In "Enhancing Government," Erwin Chemerinsky provides a kind of holograph of what federalism -- as the federal-state relation is confusingly called -- would resemble if the U.S. were to enter a period of liberal ascendancy. His timing could not be better, since the chance of such an ascendancy is not exactly remote: A Barack Obama presidency seems possible, together with a Democratic majority in both houses of Congress. Mr. Chemerinsky sketches a vision of federalism that would empower government at all levels and delight civil plaintiffs and criminal defense lawyers of every description. The great virtue of Mr. Chemerinsky's book is that it serves as a blueprint for the Obama administration and a fair warning to its opponents.
Mr. Chemerinsky argues that no constitutional principle prevents the federal government from regulating any matter. Accordingly, he sharply criticizes the decision in United States v. Lopez, where the Rehnquist Court held that the federal government lacked the authority to prohibit carrying guns near a school. Second, he solves one of the great federalism controversies -- whether state or federal courts are more competent to adjudicate federal legal claims -- by allowing civil plaintiffs and criminal defendants to choose whichever court that they prefer: presumably the one that, in their view, will most likely vindicate their rights. Finally, he argues that state law should yield only to an express federal directive contradicting it. Thus, in his view, the Supreme Court was wrong to hold that the Food and Drug Administration's approval of a medical device precluded state tort suits impugning the device's safety.

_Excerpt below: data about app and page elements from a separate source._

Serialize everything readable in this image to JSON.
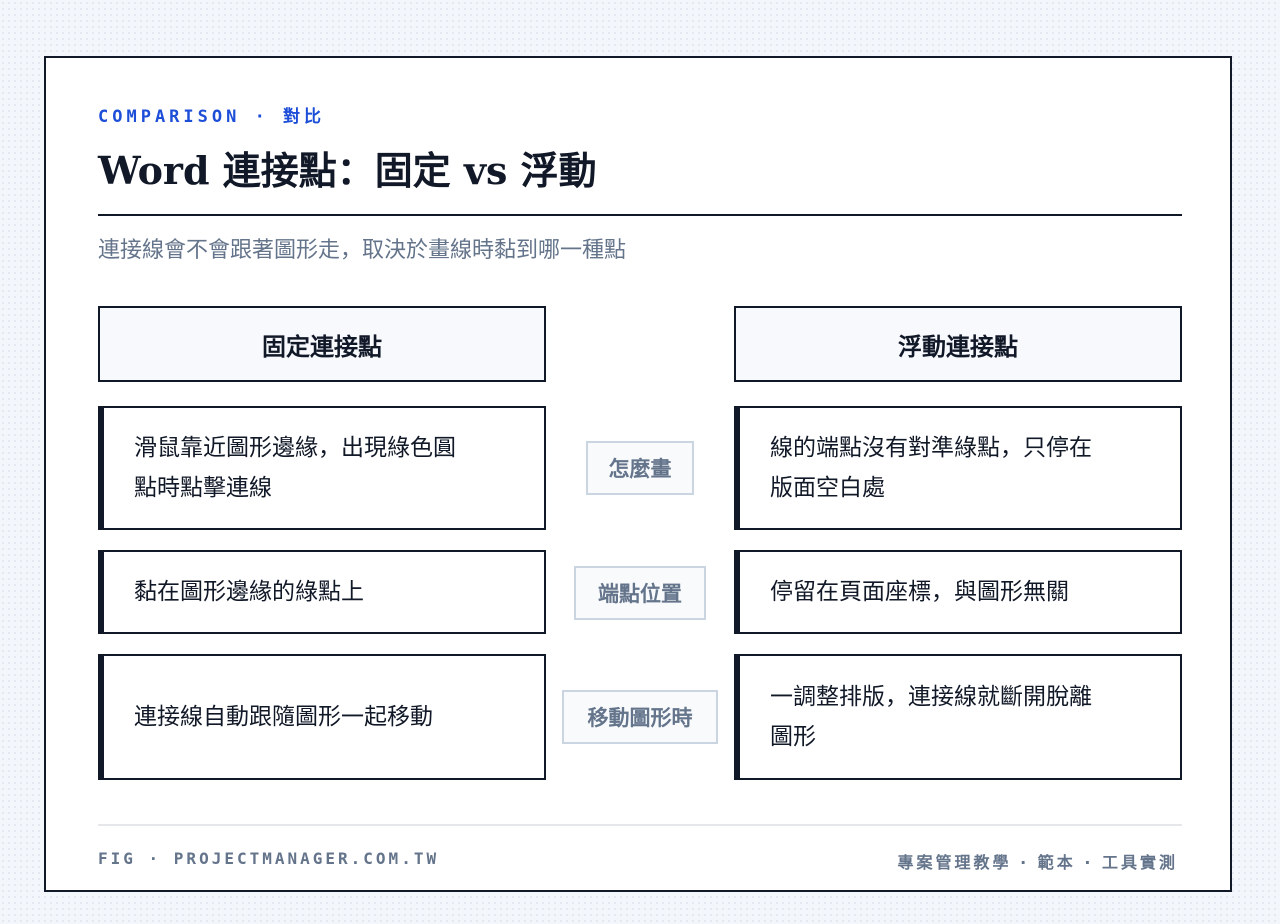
{
  "eyebrow": "COMPARISON · 對比",
  "title": "Word 連接點：固定 vs 浮動",
  "subtitle": "連接線會不會跟著圖形走，取決於畫線時黏到哪一種點",
  "columns": {
    "left": "固定連接點",
    "right": "浮動連接點"
  },
  "rows": [
    {
      "label": "怎麼畫",
      "left": [
        "滑鼠靠近圖形邊緣，出現綠色圓",
        "點時點擊連線"
      ],
      "right": [
        "線的端點沒有對準綠點，只停在",
        "版面空白處"
      ]
    },
    {
      "label": "端點位置",
      "left": [
        "黏在圖形邊緣的綠點上"
      ],
      "right": [
        "停留在頁面座標，與圖形無關"
      ]
    },
    {
      "label": "移動圖形時",
      "left": [
        "連接線自動跟隨圖形一起移動"
      ],
      "right": [
        "一調整排版，連接線就斷開脫離",
        "圖形"
      ]
    }
  ],
  "footer": {
    "left": "FIG · PROJECTMANAGER.COM.TW",
    "right": "專案管理教學 · 範本 · 工具實測"
  }
}
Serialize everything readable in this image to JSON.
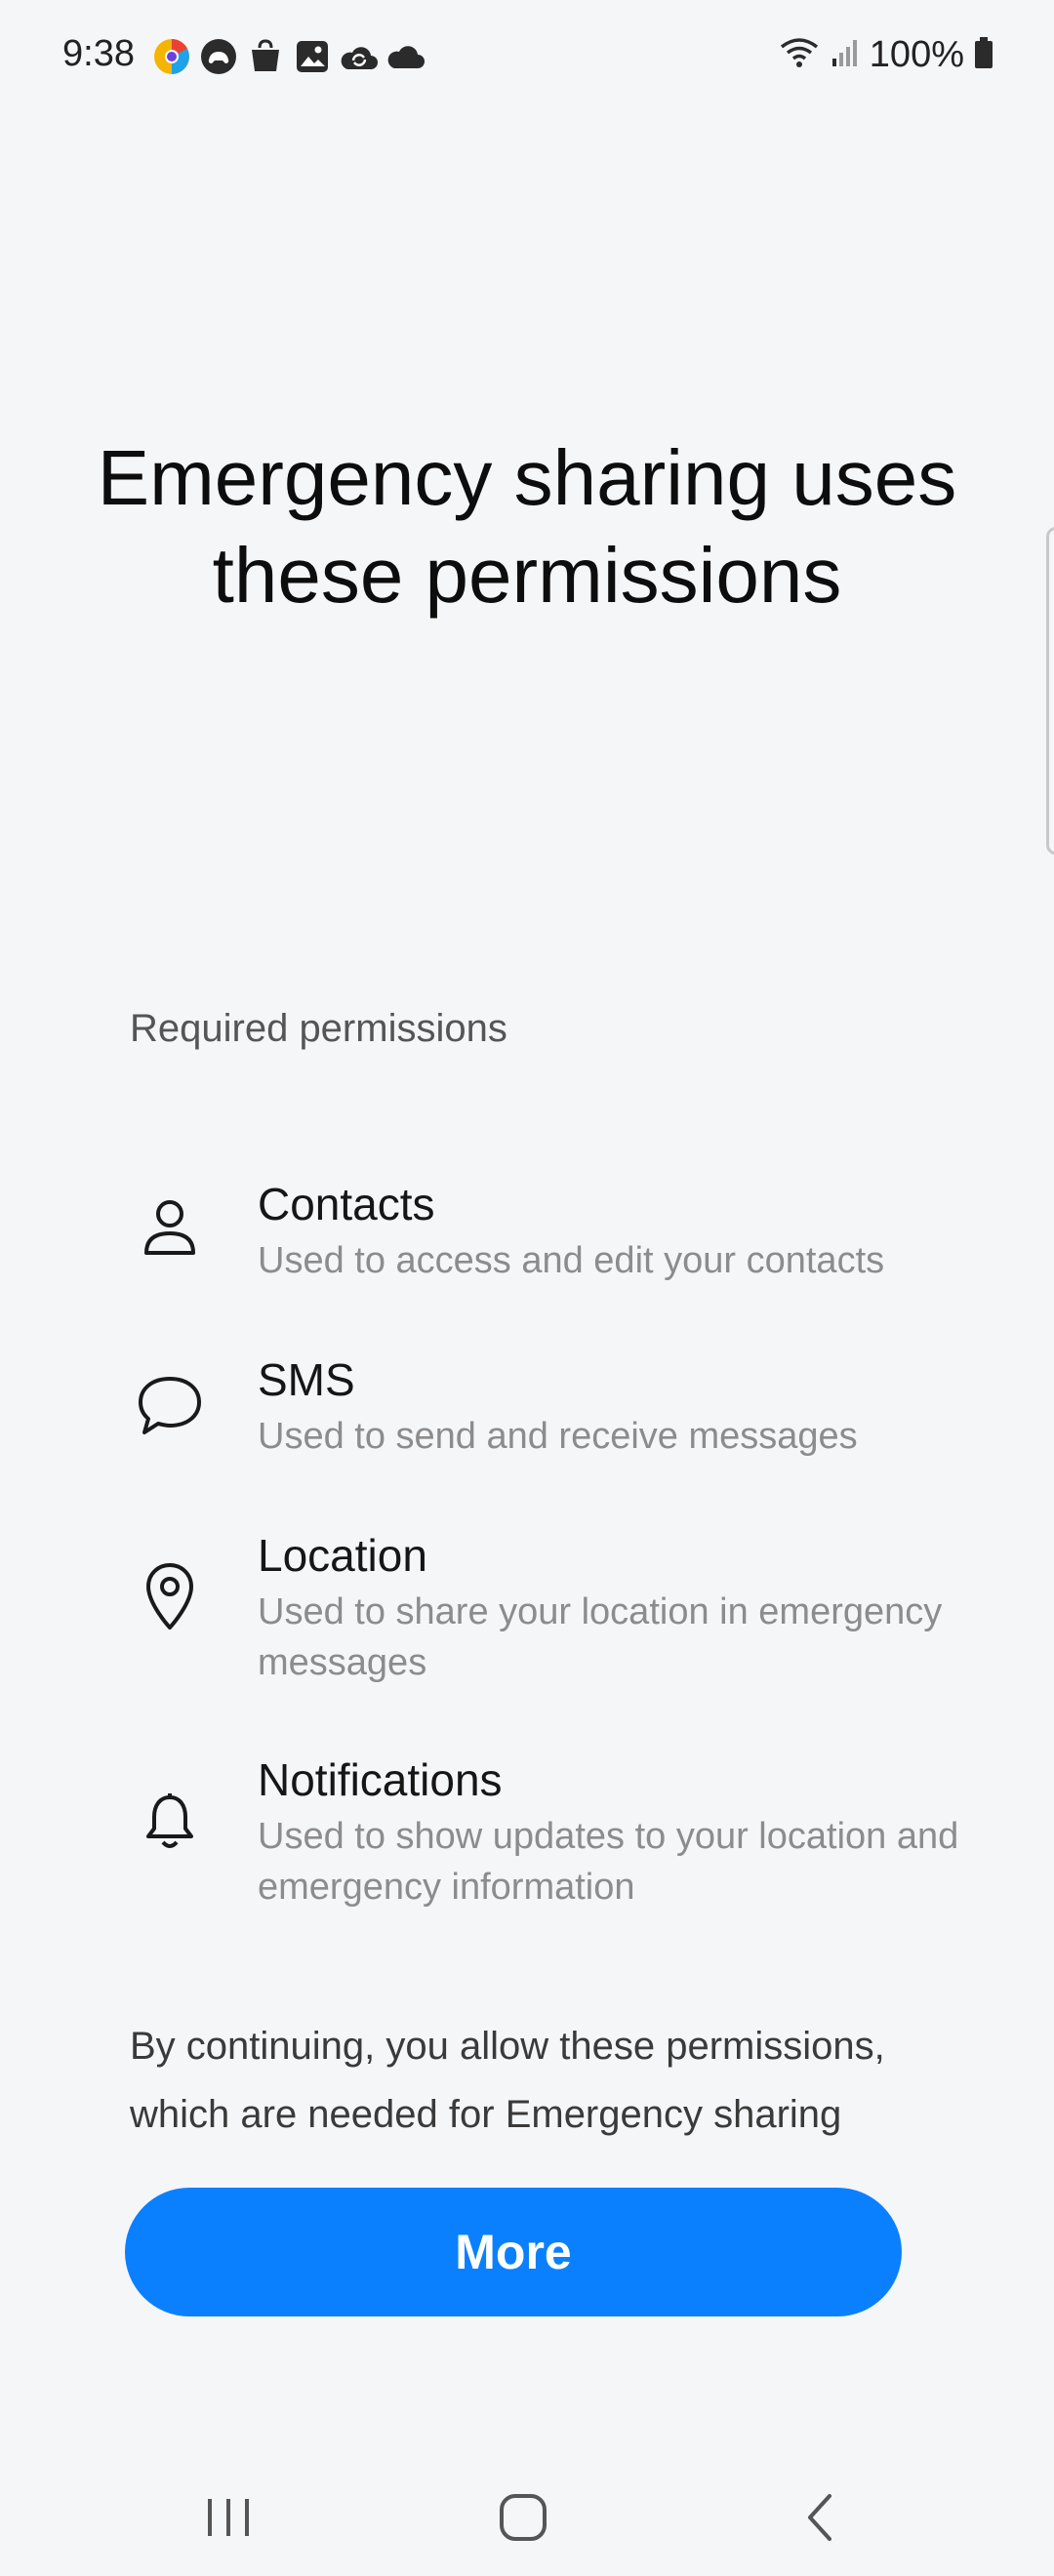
{
  "status_bar": {
    "time": "9:38",
    "battery": "100%",
    "notification_icons": [
      "chrome-like-icon",
      "game-controller-icon",
      "shopping-bag-icon",
      "gallery-icon",
      "sync-icon",
      "cloud-icon"
    ],
    "signal_icons": [
      "wifi-icon",
      "signal-bars-icon",
      "battery-icon"
    ]
  },
  "title": "Emergency sharing uses these permissions",
  "section_header": "Required permissions",
  "permissions": [
    {
      "icon": "person-icon",
      "title": "Contacts",
      "description": "Used to access and edit your contacts"
    },
    {
      "icon": "message-bubble-icon",
      "title": "SMS",
      "description": "Used to send and receive messages"
    },
    {
      "icon": "location-pin-icon",
      "title": "Location",
      "description": "Used to share your location in emergency messages"
    },
    {
      "icon": "bell-icon",
      "title": "Notifications",
      "description": "Used to show updates to your location and emergency information"
    }
  ],
  "footer_text": "By continuing, you allow these permissions, which are needed for Emergency sharing",
  "more_button_label": "More",
  "nav": {
    "recents": "recents-icon",
    "home": "home-icon",
    "back": "back-icon"
  },
  "colors": {
    "background": "#f5f6f8",
    "accent": "#0a80ff",
    "secondary_text": "#8c8c8c"
  }
}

Mr. Chemerinsky's brand of federalism expresses an enthusiasm for regulation and a distrust of the market. Fair enough, if that is one's (Democratic) sense of things, although businesses should beware. But are his ideas defensible on other grounds? Take his claim that the court's decision in Lopez had no basis in the constitutional text. You can arrive at such a conclusion only if you throw out the hallowed principle that the federal government possesses only enumerated powers. Congress passed its ban on carrying guns near schools under its authority to "regulate commerce among the several states," but carrying a gun is not a commercial act and affects only the state where the school is located. Thus the court's decision on behalf of local law.

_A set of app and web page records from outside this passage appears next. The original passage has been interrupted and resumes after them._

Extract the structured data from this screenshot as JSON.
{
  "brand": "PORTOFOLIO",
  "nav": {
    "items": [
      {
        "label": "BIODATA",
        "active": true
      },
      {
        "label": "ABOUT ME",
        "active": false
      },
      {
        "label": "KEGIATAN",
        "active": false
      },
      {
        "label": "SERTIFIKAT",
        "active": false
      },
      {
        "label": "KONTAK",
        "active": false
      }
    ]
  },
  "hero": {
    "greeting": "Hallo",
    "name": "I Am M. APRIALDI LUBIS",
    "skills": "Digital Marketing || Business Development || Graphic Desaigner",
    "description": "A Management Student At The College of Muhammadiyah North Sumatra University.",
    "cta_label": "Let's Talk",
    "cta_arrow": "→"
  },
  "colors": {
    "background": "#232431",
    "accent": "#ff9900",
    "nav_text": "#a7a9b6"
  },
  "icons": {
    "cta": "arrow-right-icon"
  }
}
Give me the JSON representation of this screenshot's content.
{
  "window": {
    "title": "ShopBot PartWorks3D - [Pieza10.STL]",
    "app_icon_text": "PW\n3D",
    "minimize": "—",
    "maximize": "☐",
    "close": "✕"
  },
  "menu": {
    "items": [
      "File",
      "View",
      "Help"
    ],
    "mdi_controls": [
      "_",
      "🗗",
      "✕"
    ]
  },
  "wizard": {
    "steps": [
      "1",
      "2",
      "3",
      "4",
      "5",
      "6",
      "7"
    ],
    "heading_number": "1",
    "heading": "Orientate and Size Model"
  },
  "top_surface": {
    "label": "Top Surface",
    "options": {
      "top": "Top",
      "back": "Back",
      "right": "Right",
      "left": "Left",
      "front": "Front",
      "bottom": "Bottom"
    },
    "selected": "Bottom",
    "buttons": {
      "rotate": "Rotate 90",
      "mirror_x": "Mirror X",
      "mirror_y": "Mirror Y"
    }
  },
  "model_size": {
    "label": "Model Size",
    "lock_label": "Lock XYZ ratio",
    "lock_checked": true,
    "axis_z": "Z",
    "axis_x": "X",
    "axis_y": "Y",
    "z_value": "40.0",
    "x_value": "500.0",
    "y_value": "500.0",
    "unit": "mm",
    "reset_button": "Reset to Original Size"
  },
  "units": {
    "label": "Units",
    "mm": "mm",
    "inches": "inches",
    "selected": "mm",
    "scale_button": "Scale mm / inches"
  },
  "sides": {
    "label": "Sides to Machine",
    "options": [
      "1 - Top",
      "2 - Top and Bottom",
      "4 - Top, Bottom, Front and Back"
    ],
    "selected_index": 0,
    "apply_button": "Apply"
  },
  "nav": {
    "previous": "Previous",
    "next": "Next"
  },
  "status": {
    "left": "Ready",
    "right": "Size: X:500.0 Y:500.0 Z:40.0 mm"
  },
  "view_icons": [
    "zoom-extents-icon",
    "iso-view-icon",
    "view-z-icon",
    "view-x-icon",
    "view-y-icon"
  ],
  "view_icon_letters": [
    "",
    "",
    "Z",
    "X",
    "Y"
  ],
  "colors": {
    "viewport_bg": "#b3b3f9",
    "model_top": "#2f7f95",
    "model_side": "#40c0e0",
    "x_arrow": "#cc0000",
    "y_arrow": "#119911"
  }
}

So how probable is it that Mr. Chemerinsky's ideas will make their way into American law? It is hard to say. He is a prominent legal scholar -- now the dean of the new law school at the University of California at Irvine. If elected, Mr. Obama, himself a former teacher of constitutional law, may well choose federal judges -- or Supreme Court justices -- who know of Mr. Chemerinsky's work and the work of like-minded scholars. The legal theorizing of today is the judicial opinion of tomorrow. Still, we can hope that prudence will trump politics. To obliterate constitutional federalism -- because "yes, we can" -- would return us to the orthodoxies of an era of centralized power, something Mr. Obama professes to have left behind. We'll see.

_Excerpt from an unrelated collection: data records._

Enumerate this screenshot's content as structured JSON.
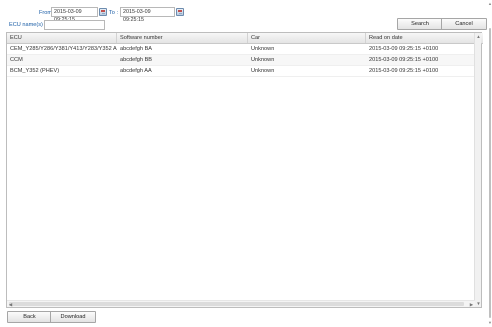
{
  "filter": {
    "from_label": "From :",
    "from_value": "2015-03-09 09:25:15",
    "to_label": "To :",
    "to_value": "2015-03-09 09:25:15",
    "ecu_label": "ECU name(s) :",
    "ecu_value": ""
  },
  "actions": {
    "search_label": "Search",
    "cancel_label": "Cancel",
    "back_label": "Back",
    "download_label": "Download"
  },
  "table": {
    "headers": [
      "ECU",
      "Software number",
      "Car",
      "Read on date"
    ],
    "rows": [
      [
        "CEM_Y285/Y286/Y381/Y413/Y283/Y352 Alle ut...",
        "abcdefgh BA",
        "Unknown",
        "2015-03-09 09:25:15 +0100"
      ],
      [
        "CCM",
        "abcdefgh BB",
        "Unknown",
        "2015-03-09 09:25:15 +0100"
      ],
      [
        "BCM_Y352 (PHEV)",
        "abcdefgh AA",
        "Unknown",
        "2015-03-09 09:25:15 +0100"
      ]
    ]
  },
  "icons": {
    "calendar": "calendar-icon",
    "scroll_up": "arrow-up-icon",
    "scroll_down": "arrow-down-icon",
    "scroll_left": "arrow-left-icon",
    "scroll_right": "arrow-right-icon"
  },
  "colors": {
    "label_blue": "#1a5da6",
    "header_bg": "#e4e4e4",
    "row_alt": "#f7f7f7"
  }
}
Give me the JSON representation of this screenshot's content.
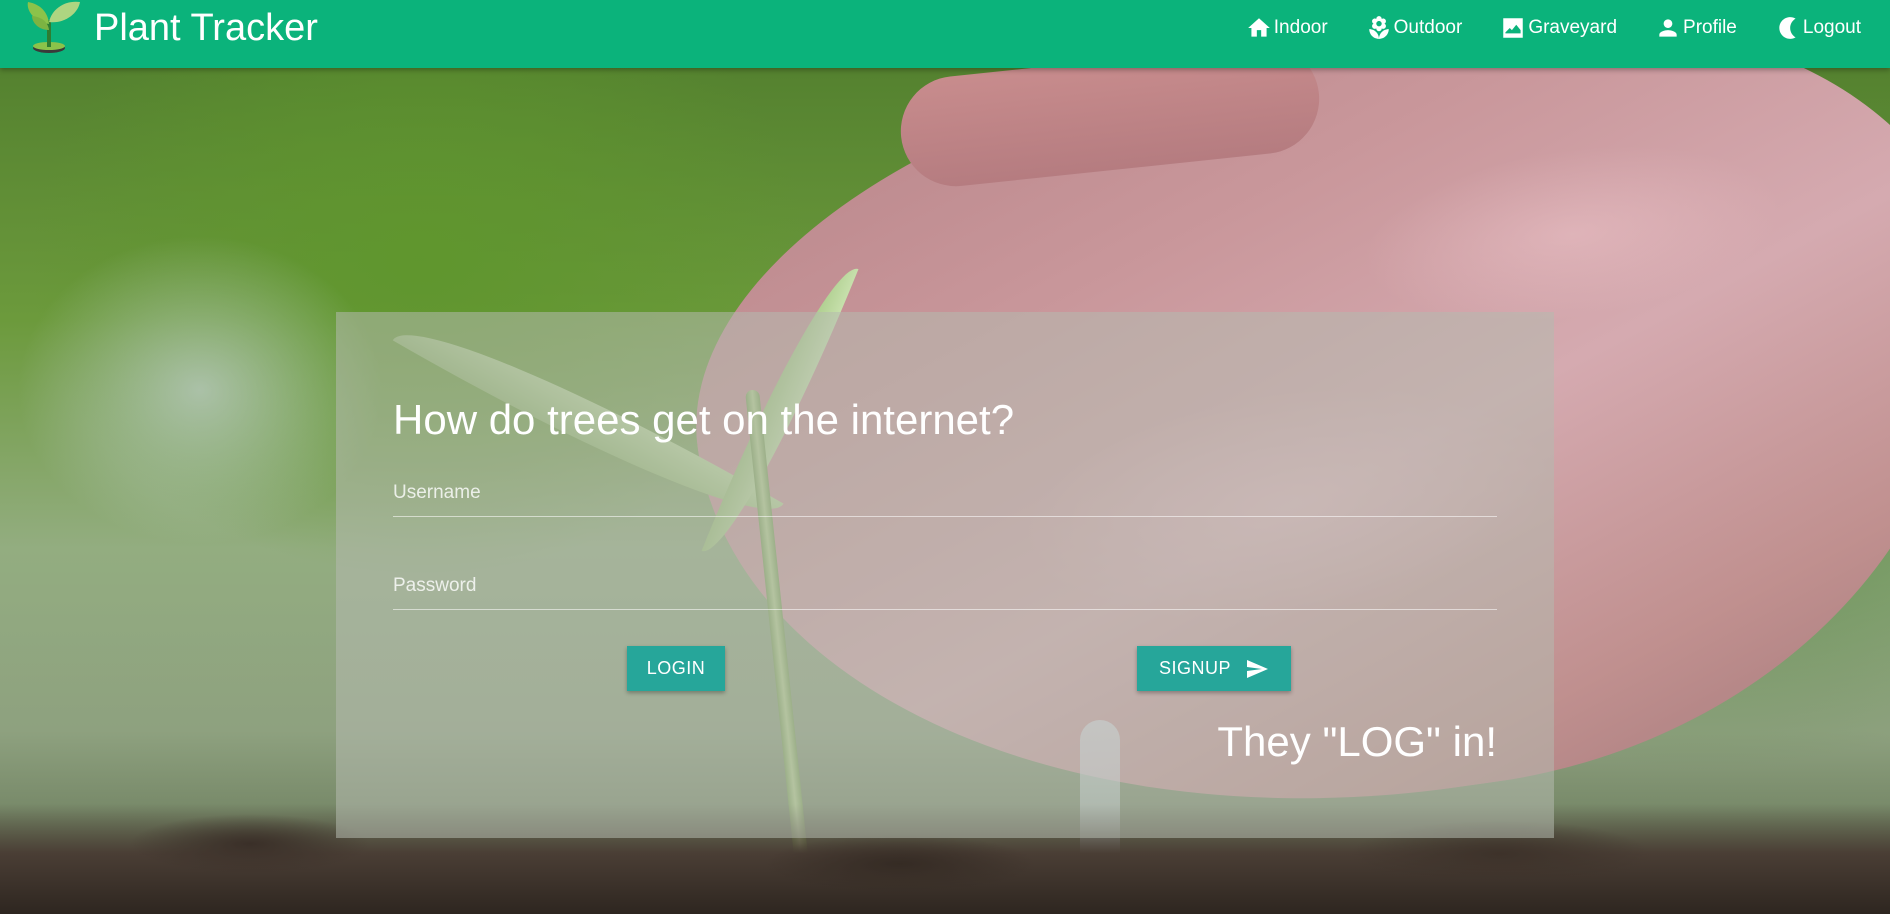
{
  "brand": {
    "title": "Plant Tracker",
    "logo_icon": "seedling-pot-icon"
  },
  "nav": {
    "items": [
      {
        "label": "Indoor",
        "icon": "home-icon"
      },
      {
        "label": "Outdoor",
        "icon": "flower-icon"
      },
      {
        "label": "Graveyard",
        "icon": "landscape-icon"
      },
      {
        "label": "Profile",
        "icon": "person-icon"
      },
      {
        "label": "Logout",
        "icon": "moon-icon"
      }
    ]
  },
  "login": {
    "question": "How do trees get on the internet?",
    "username_placeholder": "Username",
    "username_value": "",
    "password_placeholder": "Password",
    "password_value": "",
    "login_label": "LOGIN",
    "signup_label": "SIGNUP",
    "signup_icon": "send-icon",
    "answer": "They \"LOG\" in!"
  },
  "colors": {
    "navbar": "#0bb37b",
    "button": "#26a69a",
    "text": "#ffffff"
  }
}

Clinton wanted to nominate him in the 1990's, and was told by the GOP that he was DOA in committee. With the dems in charge of the senate, that might not be the case if Obama wins.